I realize that school safety has been severely compromised and has been under dire scrutiny over the past decade and of course, it should be. And when I was a student, my safety was one of my greatest priorities but, some implemented rules under the guise of "safety" were and are... just plain ludicrous. Like who thinks up some of these ideas?

Redditor u/Animeking1108 wanted to discuss how the education system has ideas that sometimes are just more a pain in the butt than a daily enhancement... What was the dumbest rule your school enforced?
Keep reading... Show less
Image by Angelo Esslinger from Pixabay

One of the golden rules of life? Doctors are merely human. They don't know everything and they make mistakes. That is why you always want to get another opinion. Things are constantly missed. That doesn't mean docs don't know what they're doing, they just aren't infallible. So make sure to ask questions, lots of them.

Redditor u/Gorgon_the_Dragon wanted to hear from doctors about why it is imperative we always get second and maybe third opinions by asking... Doctors of Reddit, what was the worse thing you've seen for a patient that another Doctor overlooked?
Keep reading... Show less
Image by nonbirinonko from Pixabay

When we think about learning history, our first thought is usually sitting in our high school history class (or AP World History class if you're a nerd like me) being bored out of our minds. Unless again, you're a huge freaking nerd like me. But I think we all have the memory of the moment where we realized learning about history was kinda cool. And they usually start from one weird fact.

Here are a few examples of turning points in learning about history, straight from the keyboards of the people at AskReddit.

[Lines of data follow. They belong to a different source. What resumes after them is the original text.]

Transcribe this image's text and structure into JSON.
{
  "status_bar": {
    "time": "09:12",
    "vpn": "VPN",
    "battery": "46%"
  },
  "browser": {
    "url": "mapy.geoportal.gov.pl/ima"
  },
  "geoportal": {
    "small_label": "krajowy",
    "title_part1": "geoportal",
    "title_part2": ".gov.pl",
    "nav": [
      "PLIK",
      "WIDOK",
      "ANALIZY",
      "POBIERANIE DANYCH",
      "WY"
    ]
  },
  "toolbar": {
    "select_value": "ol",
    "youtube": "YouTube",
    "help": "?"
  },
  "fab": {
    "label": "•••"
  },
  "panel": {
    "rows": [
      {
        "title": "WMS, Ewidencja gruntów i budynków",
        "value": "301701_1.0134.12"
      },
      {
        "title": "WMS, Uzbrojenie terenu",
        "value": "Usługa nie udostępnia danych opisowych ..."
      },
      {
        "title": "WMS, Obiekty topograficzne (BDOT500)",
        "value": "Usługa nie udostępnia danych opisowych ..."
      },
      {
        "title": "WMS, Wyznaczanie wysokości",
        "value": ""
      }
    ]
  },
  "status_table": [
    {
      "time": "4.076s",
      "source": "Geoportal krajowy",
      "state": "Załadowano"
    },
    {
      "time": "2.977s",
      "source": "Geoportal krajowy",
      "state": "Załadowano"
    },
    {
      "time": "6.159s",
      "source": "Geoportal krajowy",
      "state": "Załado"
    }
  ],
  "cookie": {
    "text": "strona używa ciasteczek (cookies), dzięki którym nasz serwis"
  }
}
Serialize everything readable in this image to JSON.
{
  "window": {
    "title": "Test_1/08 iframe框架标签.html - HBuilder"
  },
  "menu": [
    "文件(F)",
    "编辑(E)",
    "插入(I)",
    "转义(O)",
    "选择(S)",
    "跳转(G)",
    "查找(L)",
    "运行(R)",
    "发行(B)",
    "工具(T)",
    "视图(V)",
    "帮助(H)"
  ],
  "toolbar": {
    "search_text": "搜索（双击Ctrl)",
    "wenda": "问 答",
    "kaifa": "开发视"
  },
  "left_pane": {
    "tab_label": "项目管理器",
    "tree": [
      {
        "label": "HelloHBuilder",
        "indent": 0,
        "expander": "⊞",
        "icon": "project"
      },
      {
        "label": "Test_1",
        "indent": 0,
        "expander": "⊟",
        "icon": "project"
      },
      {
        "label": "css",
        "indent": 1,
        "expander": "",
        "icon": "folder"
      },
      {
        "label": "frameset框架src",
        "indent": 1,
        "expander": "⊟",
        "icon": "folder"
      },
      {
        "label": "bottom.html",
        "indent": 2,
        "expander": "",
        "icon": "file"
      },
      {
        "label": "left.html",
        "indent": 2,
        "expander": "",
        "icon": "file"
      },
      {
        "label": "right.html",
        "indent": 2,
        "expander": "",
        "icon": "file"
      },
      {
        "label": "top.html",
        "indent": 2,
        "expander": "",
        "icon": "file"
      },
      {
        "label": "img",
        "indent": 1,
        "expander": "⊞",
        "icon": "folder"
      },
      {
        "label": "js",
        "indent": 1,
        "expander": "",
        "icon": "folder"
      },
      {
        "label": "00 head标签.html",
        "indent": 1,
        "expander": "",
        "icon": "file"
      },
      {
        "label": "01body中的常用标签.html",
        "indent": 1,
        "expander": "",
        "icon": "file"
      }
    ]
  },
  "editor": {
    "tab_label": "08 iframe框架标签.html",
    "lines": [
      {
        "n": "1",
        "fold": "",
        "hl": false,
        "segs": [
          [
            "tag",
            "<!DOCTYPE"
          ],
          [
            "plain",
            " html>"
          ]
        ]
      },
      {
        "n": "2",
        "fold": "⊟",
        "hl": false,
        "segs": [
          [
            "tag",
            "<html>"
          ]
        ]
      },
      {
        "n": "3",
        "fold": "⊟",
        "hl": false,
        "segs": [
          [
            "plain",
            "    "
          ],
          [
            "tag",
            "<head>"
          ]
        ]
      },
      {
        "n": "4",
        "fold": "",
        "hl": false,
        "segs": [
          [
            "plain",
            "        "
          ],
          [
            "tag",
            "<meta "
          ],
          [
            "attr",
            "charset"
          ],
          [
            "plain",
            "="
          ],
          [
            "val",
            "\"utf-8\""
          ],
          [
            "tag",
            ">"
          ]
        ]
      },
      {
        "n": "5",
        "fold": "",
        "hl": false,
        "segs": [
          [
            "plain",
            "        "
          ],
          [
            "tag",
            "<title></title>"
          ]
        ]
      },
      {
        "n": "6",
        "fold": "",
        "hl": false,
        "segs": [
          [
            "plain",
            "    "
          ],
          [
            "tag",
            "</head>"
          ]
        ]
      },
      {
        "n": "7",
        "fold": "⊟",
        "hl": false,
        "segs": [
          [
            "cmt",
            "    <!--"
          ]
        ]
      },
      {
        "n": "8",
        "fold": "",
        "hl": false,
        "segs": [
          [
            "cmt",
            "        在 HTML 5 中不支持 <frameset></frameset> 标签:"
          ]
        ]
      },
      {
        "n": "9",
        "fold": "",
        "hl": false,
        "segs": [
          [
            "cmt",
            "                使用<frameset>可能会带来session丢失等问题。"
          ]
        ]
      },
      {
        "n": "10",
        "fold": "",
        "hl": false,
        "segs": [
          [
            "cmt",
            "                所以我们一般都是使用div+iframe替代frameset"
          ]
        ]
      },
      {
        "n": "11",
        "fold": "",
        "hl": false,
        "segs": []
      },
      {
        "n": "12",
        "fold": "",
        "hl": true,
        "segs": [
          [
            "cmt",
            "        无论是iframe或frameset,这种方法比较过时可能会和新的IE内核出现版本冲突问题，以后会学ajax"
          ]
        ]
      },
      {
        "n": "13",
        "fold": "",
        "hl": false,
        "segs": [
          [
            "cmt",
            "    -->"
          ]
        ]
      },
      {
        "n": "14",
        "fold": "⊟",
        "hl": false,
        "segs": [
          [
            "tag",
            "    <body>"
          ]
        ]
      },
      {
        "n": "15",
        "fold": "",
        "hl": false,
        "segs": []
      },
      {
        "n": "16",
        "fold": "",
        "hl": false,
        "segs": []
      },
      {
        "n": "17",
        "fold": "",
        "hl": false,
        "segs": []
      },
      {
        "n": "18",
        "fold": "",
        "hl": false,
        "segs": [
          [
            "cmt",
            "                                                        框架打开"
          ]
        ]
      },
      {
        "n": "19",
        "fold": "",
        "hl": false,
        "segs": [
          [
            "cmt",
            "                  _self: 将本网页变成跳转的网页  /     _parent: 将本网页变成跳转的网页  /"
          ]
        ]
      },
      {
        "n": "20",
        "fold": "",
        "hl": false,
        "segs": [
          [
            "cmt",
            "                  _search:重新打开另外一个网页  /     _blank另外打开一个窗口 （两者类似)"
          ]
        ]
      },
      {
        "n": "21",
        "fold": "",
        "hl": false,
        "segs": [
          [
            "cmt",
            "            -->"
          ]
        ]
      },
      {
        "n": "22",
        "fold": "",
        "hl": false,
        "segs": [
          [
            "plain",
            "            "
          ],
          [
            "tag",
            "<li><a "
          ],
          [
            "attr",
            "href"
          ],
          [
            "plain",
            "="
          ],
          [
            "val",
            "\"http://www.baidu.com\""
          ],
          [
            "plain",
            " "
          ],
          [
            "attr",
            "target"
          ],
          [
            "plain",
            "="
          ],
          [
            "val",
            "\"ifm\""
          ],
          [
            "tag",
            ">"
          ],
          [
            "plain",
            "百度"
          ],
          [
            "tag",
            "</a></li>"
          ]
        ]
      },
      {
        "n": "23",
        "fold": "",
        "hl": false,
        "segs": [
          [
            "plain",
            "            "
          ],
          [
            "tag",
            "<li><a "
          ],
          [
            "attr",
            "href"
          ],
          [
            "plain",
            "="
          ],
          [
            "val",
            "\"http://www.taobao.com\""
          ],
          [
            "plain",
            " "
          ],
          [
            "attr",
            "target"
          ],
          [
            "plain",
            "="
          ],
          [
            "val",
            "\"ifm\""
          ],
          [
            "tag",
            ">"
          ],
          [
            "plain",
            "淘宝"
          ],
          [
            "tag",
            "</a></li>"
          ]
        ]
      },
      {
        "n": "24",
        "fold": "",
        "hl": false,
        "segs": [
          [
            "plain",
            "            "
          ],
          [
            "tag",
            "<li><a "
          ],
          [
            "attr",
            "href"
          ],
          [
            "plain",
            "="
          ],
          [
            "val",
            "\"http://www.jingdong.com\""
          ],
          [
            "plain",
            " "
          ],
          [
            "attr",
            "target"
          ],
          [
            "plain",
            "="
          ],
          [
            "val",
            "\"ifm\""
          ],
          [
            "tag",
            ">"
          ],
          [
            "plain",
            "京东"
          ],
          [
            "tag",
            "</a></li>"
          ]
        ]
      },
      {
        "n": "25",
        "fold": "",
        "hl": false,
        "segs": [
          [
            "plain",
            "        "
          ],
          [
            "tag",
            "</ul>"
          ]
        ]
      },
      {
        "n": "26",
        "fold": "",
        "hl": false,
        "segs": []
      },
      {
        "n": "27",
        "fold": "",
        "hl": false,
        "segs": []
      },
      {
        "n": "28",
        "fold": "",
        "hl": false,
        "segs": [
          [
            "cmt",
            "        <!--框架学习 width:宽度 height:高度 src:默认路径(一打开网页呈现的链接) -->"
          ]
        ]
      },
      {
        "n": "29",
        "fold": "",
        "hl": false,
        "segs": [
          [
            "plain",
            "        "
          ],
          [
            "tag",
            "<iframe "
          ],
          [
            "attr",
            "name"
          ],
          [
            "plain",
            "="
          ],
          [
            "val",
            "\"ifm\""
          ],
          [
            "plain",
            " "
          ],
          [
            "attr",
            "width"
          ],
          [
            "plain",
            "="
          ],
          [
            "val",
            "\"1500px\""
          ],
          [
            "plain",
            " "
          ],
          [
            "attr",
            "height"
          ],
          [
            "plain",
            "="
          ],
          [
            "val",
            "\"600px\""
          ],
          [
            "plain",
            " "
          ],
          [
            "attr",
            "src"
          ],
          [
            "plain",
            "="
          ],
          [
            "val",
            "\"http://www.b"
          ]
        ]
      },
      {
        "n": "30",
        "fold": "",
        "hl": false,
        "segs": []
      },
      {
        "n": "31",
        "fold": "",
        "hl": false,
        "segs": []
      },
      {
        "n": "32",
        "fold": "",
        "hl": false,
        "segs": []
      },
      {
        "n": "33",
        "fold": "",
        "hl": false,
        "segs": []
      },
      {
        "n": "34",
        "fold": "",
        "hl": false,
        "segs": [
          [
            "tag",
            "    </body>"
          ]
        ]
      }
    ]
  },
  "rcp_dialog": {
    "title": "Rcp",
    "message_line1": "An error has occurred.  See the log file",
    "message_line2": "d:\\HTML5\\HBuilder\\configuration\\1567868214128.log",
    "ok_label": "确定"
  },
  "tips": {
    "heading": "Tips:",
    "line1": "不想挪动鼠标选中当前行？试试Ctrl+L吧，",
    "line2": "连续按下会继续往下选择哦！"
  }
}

U/Tynoa2 asked: What's your favourite historical fact?

Keep reading... Show less